Keep only the lines of the data below that contain "title", and copy them.

= Supplied information =
BEGIN

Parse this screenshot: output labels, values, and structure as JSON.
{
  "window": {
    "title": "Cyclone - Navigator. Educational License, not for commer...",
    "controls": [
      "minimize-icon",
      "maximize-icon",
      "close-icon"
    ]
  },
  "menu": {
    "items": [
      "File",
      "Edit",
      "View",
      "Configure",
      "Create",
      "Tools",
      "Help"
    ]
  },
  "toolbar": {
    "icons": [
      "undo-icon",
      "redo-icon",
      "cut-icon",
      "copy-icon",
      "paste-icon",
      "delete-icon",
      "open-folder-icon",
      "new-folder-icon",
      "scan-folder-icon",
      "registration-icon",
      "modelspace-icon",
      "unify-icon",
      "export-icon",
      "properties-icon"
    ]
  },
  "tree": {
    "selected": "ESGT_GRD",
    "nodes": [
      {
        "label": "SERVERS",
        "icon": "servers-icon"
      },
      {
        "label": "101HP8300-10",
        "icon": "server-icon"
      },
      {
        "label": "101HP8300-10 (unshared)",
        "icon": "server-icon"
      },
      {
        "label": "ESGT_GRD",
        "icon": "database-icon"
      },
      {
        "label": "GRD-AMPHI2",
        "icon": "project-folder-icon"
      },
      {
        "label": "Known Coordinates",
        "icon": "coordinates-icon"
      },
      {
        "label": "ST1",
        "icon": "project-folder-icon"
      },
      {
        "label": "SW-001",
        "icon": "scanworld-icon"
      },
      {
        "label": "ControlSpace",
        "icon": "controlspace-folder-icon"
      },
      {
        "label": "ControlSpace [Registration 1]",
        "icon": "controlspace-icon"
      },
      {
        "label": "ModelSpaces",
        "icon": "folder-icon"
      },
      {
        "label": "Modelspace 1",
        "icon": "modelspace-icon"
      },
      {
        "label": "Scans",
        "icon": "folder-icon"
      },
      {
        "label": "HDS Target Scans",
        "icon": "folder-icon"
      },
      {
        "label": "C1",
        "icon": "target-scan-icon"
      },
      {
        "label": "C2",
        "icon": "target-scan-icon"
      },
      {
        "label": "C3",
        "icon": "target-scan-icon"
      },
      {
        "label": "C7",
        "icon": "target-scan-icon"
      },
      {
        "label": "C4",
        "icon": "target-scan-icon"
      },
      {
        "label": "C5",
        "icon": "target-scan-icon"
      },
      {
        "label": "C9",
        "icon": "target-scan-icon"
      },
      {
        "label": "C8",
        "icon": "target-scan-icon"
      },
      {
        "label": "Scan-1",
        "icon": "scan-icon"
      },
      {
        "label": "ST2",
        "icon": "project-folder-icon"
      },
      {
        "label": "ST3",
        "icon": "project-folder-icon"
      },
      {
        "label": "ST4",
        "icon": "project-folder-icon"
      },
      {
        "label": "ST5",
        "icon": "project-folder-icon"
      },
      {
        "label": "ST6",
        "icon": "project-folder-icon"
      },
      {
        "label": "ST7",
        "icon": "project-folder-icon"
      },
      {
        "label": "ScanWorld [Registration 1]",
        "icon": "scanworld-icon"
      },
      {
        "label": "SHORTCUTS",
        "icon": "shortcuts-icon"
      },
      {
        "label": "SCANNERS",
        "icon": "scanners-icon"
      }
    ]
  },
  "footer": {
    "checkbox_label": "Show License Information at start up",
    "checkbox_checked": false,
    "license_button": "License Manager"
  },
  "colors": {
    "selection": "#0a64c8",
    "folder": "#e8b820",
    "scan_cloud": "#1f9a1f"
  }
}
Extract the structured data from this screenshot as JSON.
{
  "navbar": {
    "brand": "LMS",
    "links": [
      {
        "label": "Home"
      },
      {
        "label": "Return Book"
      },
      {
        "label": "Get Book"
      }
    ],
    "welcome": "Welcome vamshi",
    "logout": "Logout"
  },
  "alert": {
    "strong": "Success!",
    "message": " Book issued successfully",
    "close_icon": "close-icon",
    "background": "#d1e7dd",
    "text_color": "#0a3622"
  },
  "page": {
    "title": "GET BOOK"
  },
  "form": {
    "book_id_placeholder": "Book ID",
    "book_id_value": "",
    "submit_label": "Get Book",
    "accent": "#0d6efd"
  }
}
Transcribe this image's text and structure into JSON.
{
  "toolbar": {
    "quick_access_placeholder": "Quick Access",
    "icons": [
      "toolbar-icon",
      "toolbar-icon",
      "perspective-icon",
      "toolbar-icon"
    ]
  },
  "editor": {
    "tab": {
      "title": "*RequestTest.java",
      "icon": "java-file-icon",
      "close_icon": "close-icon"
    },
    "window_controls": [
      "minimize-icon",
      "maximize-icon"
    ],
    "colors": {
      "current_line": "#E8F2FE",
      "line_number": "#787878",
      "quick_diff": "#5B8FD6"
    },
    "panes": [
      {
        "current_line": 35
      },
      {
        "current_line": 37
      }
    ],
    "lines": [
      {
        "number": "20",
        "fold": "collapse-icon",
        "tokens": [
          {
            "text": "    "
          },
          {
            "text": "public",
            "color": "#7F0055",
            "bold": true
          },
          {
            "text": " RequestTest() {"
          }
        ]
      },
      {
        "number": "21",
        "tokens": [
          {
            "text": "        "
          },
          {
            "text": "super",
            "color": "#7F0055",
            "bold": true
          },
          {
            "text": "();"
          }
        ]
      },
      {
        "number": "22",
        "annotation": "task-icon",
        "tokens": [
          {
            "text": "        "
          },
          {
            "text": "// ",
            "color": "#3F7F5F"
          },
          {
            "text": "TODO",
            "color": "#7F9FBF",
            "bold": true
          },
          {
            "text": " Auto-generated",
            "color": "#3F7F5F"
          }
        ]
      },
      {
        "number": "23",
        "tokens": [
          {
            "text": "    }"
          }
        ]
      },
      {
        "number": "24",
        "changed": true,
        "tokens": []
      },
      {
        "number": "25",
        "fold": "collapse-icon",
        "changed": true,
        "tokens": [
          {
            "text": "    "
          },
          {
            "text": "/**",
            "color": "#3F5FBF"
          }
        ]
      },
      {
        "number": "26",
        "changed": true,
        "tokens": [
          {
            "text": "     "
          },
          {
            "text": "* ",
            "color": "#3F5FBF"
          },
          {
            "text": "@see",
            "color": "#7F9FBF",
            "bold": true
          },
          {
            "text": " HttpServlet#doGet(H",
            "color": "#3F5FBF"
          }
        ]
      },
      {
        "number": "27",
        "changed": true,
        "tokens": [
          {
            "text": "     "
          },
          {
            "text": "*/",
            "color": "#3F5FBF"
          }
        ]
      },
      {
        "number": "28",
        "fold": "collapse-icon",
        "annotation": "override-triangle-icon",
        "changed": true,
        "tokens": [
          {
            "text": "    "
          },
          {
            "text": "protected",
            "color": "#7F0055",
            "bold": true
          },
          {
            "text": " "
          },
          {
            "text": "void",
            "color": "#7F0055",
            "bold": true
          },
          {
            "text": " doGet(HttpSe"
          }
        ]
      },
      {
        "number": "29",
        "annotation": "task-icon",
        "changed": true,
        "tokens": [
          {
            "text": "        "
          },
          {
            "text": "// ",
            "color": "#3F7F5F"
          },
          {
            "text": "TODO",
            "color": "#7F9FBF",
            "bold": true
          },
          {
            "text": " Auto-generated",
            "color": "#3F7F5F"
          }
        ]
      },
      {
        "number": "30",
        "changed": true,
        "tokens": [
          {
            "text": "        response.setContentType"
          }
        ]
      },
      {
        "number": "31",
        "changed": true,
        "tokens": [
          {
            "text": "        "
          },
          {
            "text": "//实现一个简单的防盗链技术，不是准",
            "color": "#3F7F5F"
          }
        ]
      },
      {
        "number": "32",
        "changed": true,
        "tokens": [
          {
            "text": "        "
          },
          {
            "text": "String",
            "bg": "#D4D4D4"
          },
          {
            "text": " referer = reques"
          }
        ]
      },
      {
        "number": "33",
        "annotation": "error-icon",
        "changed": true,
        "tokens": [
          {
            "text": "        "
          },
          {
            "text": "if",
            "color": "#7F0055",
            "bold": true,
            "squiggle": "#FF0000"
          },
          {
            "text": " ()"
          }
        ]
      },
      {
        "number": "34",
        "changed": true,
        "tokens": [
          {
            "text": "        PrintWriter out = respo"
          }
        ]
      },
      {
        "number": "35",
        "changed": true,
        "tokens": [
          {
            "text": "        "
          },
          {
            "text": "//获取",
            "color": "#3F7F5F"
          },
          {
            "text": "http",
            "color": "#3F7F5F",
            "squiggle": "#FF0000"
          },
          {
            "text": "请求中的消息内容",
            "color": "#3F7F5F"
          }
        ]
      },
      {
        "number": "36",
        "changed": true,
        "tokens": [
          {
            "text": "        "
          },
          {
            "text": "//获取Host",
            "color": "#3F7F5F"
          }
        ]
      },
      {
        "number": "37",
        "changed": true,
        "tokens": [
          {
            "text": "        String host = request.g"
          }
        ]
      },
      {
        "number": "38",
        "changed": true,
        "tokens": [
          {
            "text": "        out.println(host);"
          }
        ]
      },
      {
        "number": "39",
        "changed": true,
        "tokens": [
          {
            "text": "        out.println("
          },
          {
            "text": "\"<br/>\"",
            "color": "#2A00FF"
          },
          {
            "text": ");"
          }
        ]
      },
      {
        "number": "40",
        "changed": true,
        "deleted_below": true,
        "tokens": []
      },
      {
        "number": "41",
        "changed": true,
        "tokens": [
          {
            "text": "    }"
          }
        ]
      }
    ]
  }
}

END

= Response =
    "title": "Cyclone - Navigator. Educational License, not for commer...",
    "title": "GET BOOK"
      "title": "*RequestTest.java",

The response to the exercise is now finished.